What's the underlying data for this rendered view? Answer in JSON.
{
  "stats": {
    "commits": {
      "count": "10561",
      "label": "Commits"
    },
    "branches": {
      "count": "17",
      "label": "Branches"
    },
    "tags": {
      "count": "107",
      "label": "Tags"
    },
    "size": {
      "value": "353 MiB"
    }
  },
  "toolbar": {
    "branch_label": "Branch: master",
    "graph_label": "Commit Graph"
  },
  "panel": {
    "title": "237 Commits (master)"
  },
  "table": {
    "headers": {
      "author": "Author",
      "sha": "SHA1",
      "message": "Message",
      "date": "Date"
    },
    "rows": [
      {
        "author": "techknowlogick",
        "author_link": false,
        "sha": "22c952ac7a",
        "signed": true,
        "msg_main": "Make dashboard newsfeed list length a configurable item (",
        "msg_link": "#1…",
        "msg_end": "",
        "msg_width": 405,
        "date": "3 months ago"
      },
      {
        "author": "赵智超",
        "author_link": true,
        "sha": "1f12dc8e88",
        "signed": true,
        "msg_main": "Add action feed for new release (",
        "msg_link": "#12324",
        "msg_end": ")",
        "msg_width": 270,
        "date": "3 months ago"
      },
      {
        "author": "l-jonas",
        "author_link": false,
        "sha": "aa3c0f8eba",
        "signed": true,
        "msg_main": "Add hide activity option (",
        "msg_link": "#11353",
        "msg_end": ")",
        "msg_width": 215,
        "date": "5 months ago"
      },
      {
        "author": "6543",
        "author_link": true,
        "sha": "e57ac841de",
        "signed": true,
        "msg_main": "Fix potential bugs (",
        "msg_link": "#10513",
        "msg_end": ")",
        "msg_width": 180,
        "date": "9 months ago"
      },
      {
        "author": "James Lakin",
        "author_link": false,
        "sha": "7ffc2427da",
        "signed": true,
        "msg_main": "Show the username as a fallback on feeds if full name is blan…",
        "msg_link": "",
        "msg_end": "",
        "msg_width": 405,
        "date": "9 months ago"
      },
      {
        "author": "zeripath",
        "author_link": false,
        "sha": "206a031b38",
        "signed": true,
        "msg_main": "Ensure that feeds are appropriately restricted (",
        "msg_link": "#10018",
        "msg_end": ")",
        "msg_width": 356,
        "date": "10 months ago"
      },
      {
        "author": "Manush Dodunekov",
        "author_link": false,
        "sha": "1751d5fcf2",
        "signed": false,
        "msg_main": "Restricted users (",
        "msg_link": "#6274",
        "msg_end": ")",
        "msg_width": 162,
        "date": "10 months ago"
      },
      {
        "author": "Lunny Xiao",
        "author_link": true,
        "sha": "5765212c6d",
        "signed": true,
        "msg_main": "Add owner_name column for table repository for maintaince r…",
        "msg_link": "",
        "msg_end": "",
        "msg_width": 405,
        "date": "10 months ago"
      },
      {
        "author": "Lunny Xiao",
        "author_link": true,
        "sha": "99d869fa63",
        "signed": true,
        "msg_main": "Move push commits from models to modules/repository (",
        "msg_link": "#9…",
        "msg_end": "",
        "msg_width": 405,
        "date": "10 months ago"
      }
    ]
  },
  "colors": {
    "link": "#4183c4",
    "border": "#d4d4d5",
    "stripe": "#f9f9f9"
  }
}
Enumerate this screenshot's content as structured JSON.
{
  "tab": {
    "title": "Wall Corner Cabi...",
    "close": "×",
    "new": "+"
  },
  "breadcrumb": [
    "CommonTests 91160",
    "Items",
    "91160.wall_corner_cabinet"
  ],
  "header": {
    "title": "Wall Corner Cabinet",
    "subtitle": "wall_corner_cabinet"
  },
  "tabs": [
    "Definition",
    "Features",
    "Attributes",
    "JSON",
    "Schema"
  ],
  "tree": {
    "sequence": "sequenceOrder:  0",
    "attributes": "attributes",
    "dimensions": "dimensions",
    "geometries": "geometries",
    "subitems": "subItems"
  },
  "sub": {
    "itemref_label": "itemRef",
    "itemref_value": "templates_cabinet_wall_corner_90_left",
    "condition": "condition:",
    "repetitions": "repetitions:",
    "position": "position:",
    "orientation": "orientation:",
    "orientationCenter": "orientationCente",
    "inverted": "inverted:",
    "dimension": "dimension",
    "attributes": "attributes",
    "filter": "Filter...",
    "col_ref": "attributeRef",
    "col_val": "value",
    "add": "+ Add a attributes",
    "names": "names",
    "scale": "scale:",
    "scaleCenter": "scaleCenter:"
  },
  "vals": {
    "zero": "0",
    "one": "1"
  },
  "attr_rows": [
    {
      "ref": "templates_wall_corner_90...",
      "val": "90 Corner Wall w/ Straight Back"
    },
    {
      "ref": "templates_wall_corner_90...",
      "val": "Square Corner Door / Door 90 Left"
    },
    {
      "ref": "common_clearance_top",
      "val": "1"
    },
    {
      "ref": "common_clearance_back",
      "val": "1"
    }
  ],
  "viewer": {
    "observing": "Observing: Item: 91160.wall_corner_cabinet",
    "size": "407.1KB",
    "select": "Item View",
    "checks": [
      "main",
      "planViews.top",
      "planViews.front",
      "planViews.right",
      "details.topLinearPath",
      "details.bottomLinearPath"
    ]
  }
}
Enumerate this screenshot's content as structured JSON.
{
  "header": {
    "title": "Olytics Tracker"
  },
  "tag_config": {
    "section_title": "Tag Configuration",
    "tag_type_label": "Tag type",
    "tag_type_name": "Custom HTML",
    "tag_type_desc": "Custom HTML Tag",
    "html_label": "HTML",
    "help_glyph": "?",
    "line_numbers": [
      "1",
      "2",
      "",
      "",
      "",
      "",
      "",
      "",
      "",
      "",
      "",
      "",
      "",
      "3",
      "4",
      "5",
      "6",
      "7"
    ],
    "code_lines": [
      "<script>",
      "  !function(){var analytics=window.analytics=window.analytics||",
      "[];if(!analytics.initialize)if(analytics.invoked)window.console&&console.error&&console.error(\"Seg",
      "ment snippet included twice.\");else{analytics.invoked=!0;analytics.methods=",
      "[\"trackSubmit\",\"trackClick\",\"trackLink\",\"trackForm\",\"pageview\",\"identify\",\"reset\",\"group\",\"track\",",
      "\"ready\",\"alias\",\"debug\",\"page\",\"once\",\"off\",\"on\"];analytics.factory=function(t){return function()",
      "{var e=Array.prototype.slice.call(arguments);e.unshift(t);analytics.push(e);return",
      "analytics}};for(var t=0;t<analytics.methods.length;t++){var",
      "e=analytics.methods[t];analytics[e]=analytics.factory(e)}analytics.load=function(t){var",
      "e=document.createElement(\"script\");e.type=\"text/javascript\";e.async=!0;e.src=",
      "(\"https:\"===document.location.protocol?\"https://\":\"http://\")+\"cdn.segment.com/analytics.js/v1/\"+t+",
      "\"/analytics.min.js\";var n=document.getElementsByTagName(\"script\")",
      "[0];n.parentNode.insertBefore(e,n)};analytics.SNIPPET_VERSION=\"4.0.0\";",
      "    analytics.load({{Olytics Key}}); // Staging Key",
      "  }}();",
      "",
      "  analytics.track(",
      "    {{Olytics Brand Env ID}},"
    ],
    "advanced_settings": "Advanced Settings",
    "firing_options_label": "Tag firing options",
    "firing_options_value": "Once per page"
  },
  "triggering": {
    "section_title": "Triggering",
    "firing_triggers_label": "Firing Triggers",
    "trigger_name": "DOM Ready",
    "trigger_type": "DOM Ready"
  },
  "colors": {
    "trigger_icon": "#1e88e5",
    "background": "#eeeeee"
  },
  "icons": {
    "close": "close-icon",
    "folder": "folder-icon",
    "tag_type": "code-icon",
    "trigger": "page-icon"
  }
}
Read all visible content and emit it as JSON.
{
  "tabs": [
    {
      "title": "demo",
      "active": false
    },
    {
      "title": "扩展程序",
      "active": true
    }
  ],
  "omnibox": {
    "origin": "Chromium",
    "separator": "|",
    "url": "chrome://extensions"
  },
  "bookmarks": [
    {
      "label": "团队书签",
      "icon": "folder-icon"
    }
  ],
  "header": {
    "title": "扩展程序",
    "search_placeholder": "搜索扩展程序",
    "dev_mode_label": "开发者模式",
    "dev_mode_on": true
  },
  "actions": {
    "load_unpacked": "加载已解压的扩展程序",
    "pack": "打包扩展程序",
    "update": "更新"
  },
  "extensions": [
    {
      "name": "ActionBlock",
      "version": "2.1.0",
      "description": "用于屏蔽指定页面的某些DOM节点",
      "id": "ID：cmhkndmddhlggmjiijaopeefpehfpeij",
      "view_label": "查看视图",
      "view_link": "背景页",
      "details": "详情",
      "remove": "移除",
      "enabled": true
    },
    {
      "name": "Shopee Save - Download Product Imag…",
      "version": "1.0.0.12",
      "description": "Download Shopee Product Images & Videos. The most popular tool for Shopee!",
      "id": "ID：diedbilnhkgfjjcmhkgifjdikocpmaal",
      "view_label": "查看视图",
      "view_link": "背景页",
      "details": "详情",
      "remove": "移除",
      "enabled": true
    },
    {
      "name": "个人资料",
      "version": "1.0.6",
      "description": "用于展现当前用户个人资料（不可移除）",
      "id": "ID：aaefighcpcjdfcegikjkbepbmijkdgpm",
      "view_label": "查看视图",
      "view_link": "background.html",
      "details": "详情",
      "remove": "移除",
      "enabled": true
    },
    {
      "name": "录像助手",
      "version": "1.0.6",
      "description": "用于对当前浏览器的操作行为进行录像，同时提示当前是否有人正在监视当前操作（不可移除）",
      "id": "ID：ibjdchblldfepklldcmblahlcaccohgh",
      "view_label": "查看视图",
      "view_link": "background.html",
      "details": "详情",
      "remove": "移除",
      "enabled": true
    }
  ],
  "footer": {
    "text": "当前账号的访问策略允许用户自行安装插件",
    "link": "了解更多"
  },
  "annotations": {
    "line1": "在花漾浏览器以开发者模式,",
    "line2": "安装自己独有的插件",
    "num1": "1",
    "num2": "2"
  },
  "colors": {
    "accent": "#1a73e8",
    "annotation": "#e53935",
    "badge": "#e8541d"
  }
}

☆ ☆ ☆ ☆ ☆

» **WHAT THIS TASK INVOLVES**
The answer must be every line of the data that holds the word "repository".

» **RESULT**
        "msg_main": "Add owner_name column for table repository for maintaince r…",
        "msg_main": "Move push commits from models to modules/repository (",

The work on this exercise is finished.